Timothy Mofolorunso Aluko, a member of the Yoruba tribe, was born on 14 June 1918 in Ilesha, western Nigeria. He received a colonial education, attending primary school in Ilesha, at Government College Ibadan and Yaba Higher College near Lagos. From 1942 to 1946 Aluko worked as a junior engineer in the Public Works departments of Lagos and Ilorin.

During this period he also began to earn recognition for his short stories, the first of which, ‘The New Engineer’, appeared in the anthology African New Writing (1947), edited by T. Cullen Young. Travelling to England in 1946, he resumed his studies at King’s College, London, where he graduated in civil engineering and town planning in 1950.

Alongside his academic work, Aluko also became a regular contributor to the Liverpool-based West African Review. It was in that journal that he published his prescient essay, ‘Case for Fiction’, in which he argues the need for literature that is written by Africans, about African subjects, and for an African readership; in it he also outlines the various dilemmas and impediments faced by African writers of that time.

In 1950 Aluko returned to Nigeria to become a senior public-works engineer, working in various different cities. Also that year he married Janet Adebisi Fajemisin, with whom he had six children.

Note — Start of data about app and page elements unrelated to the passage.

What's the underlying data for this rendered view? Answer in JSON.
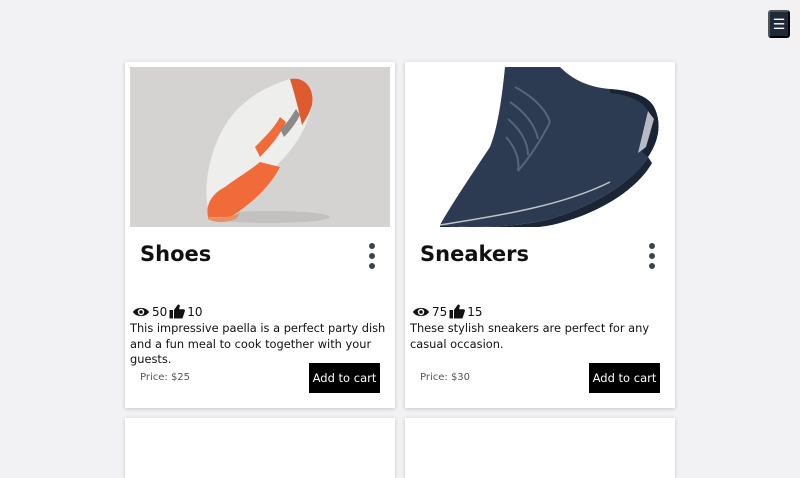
{
  "header": {
    "menu_icon": "hamburger-icon",
    "menu_glyph": "☰"
  },
  "products": [
    {
      "title": "Shoes",
      "views": "50",
      "likes": "10",
      "description": "This impressive paella is a perfect party dish and a fun meal to cook together with your guests.",
      "price": "Price: $25",
      "cart_label": "Add to cart",
      "image": "white-orange-running-shoe"
    },
    {
      "title": "Sneakers",
      "views": "75",
      "likes": "15",
      "description": "These stylish sneakers are perfect for any casual occasion.",
      "price": "Price: $30",
      "cart_label": "Add to cart",
      "image": "navy-knit-sneaker"
    }
  ],
  "colors": {
    "menu_bg": "#1f2a38",
    "button_bg": "#000000",
    "page_bg": "#f2f2f4"
  }
}
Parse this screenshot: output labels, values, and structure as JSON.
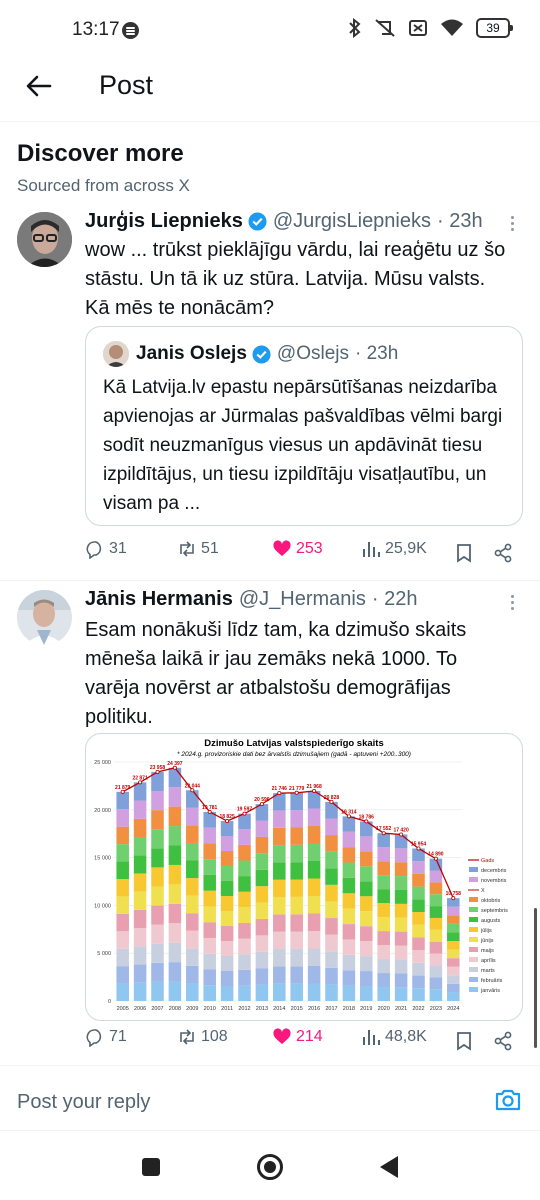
{
  "status": {
    "time": "13:17",
    "battery": "39"
  },
  "header": {
    "title": "Post"
  },
  "discover": {
    "title": "Discover more",
    "subtitle": "Sourced from across X"
  },
  "posts": [
    {
      "name": "Jurģis Liepnieks",
      "handle": "@JurgisLiepnieks",
      "time": "· 23h",
      "text": "wow ... trūkst pieklājīgu vārdu, lai reaģētu uz šo stāstu. Un tā ik uz stūra. Latvija. Mūsu valsts. Kā mēs te nonācām?",
      "quote": {
        "name": "Janis Oslejs",
        "handle": "@Oslejs",
        "time": "· 23h",
        "text": "Kā Latvija.lv epastu nepārsūtīšanas neizdarība apvienojas ar Jūrmalas pašvaldības vēlmi bargi sodīt neuzmanīgus viesus un apdāvināt tiesu izpildītājus, un tiesu izpildītāju visatļautību, un visam pa ..."
      },
      "stats": {
        "replies": "31",
        "reposts": "51",
        "likes": "253",
        "views": "25,9K"
      }
    },
    {
      "name": "Jānis Hermanis",
      "handle": "@J_Hermanis",
      "time": "· 22h",
      "text": "Esam nonākuši līdz tam, ka dzimušo skaits mēneša laikā ir jau zemāks nekā 1000. To varēja novērst ar atbalstošu demogrāfijas politiku.",
      "stats": {
        "replies": "71",
        "reposts": "108",
        "likes": "214",
        "views": "48,8K"
      }
    }
  ],
  "reply": {
    "placeholder": "Post your reply"
  },
  "chart_data": {
    "type": "bar",
    "title": "Dzimušo Latvijas valstspiederīgo skaits",
    "subtitle": "* 2024.g. provizoriskie dati bez ārvalstīs dzimušajiem (gadā - aptuveni +200..300)",
    "categories": [
      "2005",
      "2006",
      "2007",
      "2008",
      "2009",
      "2010",
      "2011",
      "2012",
      "2013",
      "2014",
      "2015",
      "2016",
      "2017",
      "2018",
      "2019",
      "2020",
      "2021",
      "2022",
      "2023",
      "2024"
    ],
    "totals": [
      21879,
      22871,
      23958,
      24397,
      22044,
      19781,
      18825,
      19597,
      20596,
      21746,
      21779,
      21968,
      20828,
      19314,
      18786,
      17552,
      17420,
      15954,
      14890,
      10758
    ],
    "series_total_name": "Gads",
    "ylim": [
      0,
      25000
    ],
    "yticks": [
      "0",
      "5 000",
      "10 000",
      "15 000",
      "20 000",
      "25 000"
    ],
    "months": [
      "decembris",
      "novembris",
      "oktobris",
      "septembris",
      "augusts",
      "jūlijs",
      "jūnijs",
      "maijs",
      "aprīlis",
      "marts",
      "februāris",
      "janvāris"
    ],
    "legend_extra": [
      "Gads",
      "X"
    ],
    "colors": [
      "#8fc7f0",
      "#a0b8e8",
      "#c8d0e0",
      "#f0c8d0",
      "#e8a0b0",
      "#f0e050",
      "#f8c830",
      "#40c040",
      "#70d070",
      "#f09040",
      "#d0a0e0",
      "#7fa0d8"
    ]
  }
}
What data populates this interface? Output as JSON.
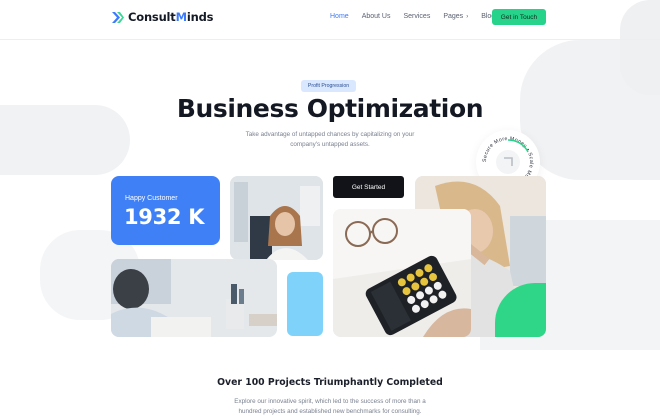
{
  "brand": {
    "name_part1": "Consult",
    "name_part2": "M",
    "name_part3": "inds",
    "accent_color": "#3d7bfa"
  },
  "nav": {
    "items": [
      {
        "label": "Home",
        "active": true
      },
      {
        "label": "About Us",
        "active": false
      },
      {
        "label": "Services",
        "active": false
      },
      {
        "label": "Pages",
        "active": false,
        "caret": "›"
      },
      {
        "label": "Blog",
        "active": false
      }
    ],
    "cta": "Get in Touch",
    "cta_color": "#27d38a"
  },
  "hero": {
    "tag": "Profit Progression",
    "title": "Business Optimization",
    "subtitle": "Take advantage of untapped chances by capitalizing on your company's untapped assets.",
    "badge_text": "Secure More Money • Scale Money •",
    "cta": "Get Started"
  },
  "stats": {
    "label": "Happy Customer",
    "value": "1932 K",
    "color": "#3f80f7"
  },
  "images": [
    {
      "name": "office-woman-photo"
    },
    {
      "name": "meeting-photo"
    },
    {
      "name": "calculator-photo"
    },
    {
      "name": "thinking-woman-photo"
    }
  ],
  "section": {
    "title": "Over 100 Projects Triumphantly Completed",
    "text": "Explore our innovative spirit, which led to the success of more than a hundred projects and established new benchmarks for consulting."
  }
}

http://www.amazon.com/One-Wife-African-Writers-Series/dp/0435900307